Snowden: Like everyone else, I had gone into the project with the idea that I would find some line in the sand, a moment when promoters decided all at once to make wrestling a show. Finding out that wrestling has always been a sport lurking in the shadows actually made it a lot more interesting to me.

SLAM! Wrestling: How difficult was it to leave out certain people for profiles, like Scott Steiner and Stu Hart?

Snowden: There was a lot of content that I would have liked to include that had to be cut. In truth, I far exceeded the word count I initially agreed to and ECW Press was very patient with my constant additions. I think there are enough great wrestling stories to warrant a sequel, and if it happens, Scott Steiner and Stu Hart are two of the guys that will be included for sure.

SLAM! Wrestling: It’s kind of ironic to see that MMA has its roots in pro wrestling given UFC has stolen away so many traditional wrestling fans.
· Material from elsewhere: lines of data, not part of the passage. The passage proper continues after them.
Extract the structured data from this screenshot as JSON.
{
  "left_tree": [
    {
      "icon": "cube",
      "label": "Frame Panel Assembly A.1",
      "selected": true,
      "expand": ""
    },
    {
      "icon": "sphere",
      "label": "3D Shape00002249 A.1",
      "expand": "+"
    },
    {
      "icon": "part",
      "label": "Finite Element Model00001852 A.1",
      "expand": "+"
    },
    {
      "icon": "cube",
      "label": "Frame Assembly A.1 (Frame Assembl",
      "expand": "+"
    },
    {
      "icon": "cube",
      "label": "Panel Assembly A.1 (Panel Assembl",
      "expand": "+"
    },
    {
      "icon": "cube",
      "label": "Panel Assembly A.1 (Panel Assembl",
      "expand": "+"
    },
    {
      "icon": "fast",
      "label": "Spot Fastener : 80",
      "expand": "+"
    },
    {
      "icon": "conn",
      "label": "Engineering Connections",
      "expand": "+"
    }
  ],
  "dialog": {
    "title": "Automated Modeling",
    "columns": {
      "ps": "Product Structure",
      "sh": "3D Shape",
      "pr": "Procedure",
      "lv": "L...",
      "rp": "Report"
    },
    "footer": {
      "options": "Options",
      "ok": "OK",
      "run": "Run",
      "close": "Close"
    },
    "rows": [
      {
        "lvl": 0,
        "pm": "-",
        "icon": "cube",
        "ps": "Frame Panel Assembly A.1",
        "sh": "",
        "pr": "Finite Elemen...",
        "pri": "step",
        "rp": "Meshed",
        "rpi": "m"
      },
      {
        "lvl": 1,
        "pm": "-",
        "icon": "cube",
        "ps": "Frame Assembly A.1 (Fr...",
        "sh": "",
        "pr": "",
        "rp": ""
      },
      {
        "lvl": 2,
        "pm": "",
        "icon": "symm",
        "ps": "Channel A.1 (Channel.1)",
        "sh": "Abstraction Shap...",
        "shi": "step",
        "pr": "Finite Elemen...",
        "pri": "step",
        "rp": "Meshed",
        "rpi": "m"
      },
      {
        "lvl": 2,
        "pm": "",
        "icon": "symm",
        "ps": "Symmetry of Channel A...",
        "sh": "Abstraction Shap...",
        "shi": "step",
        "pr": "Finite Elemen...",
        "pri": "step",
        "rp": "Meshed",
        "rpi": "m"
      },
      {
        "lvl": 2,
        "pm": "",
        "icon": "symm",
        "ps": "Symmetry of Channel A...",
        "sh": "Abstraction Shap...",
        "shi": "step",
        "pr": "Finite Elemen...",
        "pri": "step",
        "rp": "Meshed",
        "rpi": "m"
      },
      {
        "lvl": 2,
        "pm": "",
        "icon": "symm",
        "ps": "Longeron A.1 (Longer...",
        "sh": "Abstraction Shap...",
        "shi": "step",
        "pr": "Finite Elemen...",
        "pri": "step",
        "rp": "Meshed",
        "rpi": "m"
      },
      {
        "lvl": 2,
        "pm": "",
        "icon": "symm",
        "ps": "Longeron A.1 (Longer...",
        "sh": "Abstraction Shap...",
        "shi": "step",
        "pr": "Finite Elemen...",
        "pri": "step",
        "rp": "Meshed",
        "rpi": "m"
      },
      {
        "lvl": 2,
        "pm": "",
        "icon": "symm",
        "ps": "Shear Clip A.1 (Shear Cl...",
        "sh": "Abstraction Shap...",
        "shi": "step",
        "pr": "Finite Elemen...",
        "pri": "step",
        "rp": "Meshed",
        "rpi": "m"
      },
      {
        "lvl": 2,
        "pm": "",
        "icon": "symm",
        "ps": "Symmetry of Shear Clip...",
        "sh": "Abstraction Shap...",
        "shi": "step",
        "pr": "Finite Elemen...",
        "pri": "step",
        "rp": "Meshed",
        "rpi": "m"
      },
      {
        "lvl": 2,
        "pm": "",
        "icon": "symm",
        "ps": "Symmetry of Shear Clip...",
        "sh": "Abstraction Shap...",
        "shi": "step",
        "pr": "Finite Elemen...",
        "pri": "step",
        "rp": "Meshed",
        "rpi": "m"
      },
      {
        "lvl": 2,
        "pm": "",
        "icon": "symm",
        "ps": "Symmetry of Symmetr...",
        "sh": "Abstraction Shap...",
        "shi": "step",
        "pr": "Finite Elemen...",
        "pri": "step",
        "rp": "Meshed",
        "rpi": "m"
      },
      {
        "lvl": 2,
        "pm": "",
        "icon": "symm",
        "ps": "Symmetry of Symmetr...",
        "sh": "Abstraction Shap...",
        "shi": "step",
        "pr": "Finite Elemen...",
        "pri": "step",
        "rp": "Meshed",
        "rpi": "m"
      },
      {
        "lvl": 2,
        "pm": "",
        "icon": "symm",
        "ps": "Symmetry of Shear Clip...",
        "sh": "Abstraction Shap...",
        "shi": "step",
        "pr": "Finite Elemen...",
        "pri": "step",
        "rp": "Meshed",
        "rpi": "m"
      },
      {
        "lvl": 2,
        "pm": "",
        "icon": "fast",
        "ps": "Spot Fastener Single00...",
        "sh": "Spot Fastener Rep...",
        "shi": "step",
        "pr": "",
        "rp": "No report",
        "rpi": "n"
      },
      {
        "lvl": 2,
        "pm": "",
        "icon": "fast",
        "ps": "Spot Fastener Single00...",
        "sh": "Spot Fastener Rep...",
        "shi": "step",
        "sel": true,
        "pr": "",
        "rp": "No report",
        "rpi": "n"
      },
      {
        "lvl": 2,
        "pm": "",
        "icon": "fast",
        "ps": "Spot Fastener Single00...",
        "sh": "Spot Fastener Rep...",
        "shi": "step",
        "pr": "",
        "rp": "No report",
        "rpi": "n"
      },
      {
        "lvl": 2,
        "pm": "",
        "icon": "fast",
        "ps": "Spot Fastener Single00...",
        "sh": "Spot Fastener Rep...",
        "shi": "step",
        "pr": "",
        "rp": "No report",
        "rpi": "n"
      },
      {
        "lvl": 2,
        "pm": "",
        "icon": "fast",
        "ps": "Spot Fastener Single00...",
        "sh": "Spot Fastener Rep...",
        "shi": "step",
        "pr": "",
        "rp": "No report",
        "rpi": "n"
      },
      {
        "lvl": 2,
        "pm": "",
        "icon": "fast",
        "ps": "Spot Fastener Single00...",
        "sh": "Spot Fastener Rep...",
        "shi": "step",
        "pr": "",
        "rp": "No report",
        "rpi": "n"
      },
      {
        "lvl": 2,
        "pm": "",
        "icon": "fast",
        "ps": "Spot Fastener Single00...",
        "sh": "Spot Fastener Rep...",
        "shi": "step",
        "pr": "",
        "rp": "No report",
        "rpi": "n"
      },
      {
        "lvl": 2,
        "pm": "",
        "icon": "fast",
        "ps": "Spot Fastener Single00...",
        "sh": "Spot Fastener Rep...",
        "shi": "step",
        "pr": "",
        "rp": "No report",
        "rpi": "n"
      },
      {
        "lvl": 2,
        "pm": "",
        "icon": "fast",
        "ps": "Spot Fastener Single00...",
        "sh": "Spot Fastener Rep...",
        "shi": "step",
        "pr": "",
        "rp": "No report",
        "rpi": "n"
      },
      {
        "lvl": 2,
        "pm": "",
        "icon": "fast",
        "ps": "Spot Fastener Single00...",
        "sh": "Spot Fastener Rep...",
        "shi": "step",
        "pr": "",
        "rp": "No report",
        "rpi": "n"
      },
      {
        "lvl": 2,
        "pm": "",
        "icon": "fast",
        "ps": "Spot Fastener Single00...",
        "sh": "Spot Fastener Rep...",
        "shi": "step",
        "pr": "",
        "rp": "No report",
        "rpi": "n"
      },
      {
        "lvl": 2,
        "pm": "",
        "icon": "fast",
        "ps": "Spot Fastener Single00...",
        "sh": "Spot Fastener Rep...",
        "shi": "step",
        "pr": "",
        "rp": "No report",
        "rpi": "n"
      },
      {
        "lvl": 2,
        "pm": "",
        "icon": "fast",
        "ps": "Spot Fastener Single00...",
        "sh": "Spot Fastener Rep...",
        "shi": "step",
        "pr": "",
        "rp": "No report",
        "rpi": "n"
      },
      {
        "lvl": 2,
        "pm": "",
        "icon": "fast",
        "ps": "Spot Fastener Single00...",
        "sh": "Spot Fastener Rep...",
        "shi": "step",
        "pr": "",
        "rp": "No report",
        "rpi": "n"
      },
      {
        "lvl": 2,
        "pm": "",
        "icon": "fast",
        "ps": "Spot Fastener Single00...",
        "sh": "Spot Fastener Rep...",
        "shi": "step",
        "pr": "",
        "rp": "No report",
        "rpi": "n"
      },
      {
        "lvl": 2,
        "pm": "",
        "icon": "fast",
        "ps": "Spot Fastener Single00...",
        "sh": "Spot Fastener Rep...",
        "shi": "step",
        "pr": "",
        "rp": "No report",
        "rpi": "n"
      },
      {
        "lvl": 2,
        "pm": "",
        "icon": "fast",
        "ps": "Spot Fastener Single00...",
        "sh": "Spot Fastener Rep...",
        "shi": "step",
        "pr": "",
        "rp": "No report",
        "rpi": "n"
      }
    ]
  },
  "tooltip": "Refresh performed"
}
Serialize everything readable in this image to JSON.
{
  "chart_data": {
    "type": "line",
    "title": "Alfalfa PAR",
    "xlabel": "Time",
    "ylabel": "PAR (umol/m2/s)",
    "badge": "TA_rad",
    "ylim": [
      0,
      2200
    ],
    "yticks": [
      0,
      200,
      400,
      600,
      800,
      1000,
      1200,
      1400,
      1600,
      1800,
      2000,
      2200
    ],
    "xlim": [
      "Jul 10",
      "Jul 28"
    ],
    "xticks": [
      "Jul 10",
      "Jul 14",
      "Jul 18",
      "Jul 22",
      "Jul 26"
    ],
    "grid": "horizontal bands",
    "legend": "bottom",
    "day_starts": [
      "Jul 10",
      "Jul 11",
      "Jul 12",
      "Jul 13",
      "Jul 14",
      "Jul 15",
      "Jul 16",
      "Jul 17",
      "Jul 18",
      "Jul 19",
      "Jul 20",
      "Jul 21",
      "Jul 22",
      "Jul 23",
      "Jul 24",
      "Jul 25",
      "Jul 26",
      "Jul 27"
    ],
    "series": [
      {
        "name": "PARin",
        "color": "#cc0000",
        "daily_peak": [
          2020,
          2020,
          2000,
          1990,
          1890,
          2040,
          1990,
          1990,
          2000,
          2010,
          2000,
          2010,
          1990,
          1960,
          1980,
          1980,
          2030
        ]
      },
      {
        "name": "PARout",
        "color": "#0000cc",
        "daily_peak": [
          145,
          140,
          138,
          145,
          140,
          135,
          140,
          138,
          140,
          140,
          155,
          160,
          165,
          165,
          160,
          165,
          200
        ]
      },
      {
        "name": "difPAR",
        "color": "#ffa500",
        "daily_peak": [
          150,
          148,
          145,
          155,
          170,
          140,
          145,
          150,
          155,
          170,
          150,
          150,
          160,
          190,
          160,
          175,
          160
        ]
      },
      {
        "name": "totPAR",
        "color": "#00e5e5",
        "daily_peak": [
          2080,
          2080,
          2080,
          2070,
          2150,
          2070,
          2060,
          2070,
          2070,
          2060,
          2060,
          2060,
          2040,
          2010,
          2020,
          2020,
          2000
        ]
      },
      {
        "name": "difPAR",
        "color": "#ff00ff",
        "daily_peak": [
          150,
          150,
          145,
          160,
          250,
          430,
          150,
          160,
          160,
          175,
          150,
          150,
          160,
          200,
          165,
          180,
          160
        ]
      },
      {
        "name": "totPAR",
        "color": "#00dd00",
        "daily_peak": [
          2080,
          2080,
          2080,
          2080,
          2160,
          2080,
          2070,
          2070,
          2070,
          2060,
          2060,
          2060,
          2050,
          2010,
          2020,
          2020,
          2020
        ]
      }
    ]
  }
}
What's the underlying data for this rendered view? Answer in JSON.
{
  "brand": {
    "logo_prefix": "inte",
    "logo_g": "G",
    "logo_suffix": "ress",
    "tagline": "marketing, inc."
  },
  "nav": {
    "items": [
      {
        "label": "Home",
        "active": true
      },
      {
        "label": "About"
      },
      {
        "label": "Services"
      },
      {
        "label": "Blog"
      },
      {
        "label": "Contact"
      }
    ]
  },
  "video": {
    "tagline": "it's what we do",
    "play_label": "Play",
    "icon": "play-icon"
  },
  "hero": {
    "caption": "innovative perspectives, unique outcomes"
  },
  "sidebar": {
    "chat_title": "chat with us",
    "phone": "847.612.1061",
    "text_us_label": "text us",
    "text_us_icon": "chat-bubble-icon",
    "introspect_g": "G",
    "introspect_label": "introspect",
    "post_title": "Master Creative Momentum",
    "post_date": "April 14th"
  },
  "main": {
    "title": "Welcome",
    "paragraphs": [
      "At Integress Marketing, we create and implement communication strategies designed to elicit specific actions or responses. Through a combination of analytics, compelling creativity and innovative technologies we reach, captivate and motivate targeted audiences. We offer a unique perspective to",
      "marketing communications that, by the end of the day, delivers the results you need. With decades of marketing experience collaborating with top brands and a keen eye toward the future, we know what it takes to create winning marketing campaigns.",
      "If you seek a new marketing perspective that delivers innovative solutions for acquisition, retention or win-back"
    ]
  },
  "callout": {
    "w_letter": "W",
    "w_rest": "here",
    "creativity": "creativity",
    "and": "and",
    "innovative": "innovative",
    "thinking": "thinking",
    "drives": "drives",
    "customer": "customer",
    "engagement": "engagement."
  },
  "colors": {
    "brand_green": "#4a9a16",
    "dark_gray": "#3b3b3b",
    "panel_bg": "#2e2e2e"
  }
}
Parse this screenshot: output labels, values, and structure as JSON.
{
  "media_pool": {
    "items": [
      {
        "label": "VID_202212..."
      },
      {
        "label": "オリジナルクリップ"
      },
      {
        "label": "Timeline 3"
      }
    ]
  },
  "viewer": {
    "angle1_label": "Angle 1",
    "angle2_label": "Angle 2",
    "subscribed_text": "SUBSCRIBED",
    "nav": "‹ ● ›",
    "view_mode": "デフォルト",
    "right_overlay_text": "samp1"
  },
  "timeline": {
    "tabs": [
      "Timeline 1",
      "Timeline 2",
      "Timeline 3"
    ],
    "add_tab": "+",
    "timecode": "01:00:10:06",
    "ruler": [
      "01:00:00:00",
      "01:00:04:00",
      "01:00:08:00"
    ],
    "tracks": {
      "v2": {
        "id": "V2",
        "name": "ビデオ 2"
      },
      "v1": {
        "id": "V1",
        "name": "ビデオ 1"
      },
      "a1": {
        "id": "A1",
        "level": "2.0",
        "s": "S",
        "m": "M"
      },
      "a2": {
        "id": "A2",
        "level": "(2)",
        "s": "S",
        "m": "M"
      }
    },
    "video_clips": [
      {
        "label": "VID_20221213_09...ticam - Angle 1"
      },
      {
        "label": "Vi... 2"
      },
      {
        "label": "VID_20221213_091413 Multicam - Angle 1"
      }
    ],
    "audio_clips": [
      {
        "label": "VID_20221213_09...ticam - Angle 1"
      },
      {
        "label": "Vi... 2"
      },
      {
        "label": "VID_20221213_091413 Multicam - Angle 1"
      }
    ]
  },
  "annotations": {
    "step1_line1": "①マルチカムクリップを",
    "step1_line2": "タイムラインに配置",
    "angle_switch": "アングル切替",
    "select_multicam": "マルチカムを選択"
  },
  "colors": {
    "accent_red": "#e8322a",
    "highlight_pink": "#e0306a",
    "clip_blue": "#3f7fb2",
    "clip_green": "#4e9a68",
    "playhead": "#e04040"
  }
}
Do the Gracies owe a lot to the business, particularly the Japanese wrestlers?

Snowden: Pro wrestling and MMA are joined at the hip. And while that might be uncomfortable at times for promoters, it’s a fact that won’t ever go away.

As for the Gracies, they certainly owe a tremendous debt to the Japanese. Their system of grappling is a direct descendent of the judo they learned from Mitsuyo Maeda, who just happened to be a barnstorming pro wrestler.

SLAM! Wrestling: Say MMA exists in the golden age of shooters. Do the Farmer Burnses, Hackenschmidts, and Strangler Lewises of the day choose legit grappling over pro wrestling? Would they have just turned it into a work anyway because of gambling? If they were alive today, how do you think they’d measure up to today’s UFC fighters?

Snowden: It’s interesting to consider what those guys might have done. Gene LeBell told me he didn’t think he’d have been an MMA fighter. He just wasn’t comfortable getting punched in the face for a living. It’s important to remember that while catch wrestling would have been a great base for MMA, it’s not the same thing at all. Catch wrestling was a sport that was built to secure a pinfall. Submissions existed, but the huge, vast majority of matches ended with a pin. The strategies and techniques were a little different than the ones we see in today’s MMA, because the end goal was different.

Jonathan Snowden.

I think some of the wrestlers of yore would have been great fighters, while others would have been uncomfortable with the carnage, or unable to take a punch, or just not interested. It would have been the same kind of divide we see today with top amateurs, some of whom have no interest in fighting despite their strong wrestling backgrounds.

SLAM! Wrestling: How does the business in America compare with Japan?

Snowden: There was definitely a huge divide in the wrestling business. The Japanese always stuck closer to traditional wrestling. They didn’t see an influx of cartoon characters and over the top spectacle until very recently. “Shooting” became part of the culture, in part because they continued to promote wrestling as real sport. It was important to the wrestlers to be considered legitimately tough guys and they made sure they were.

Karl Gotch and Billy Robinson were huge in developing the culture in Japan. They were top trainers and they stressed real wrestling and real wrestling technique. It was their students who really took wrestling in that country to new places and focused so intently on legitimacy. It was a really interesting time in history, almost like being transported back in time 60 years.

SLAM! Wrestling: Where do things stand now?

Snowden: Today, there is an avenue for shooters that hasn’t really existed before. If someone wants to test their mettle, they can go into MMA. So for the most part, people interested in that path aren’t really trying pro wrestling at all.

We have seen WWE dipping back into the amateur ranks for their talent and I think that’s a great thing. There have been a lot of great wrestlers with that background, so it’s a good pedigree, a good block to check on your resume.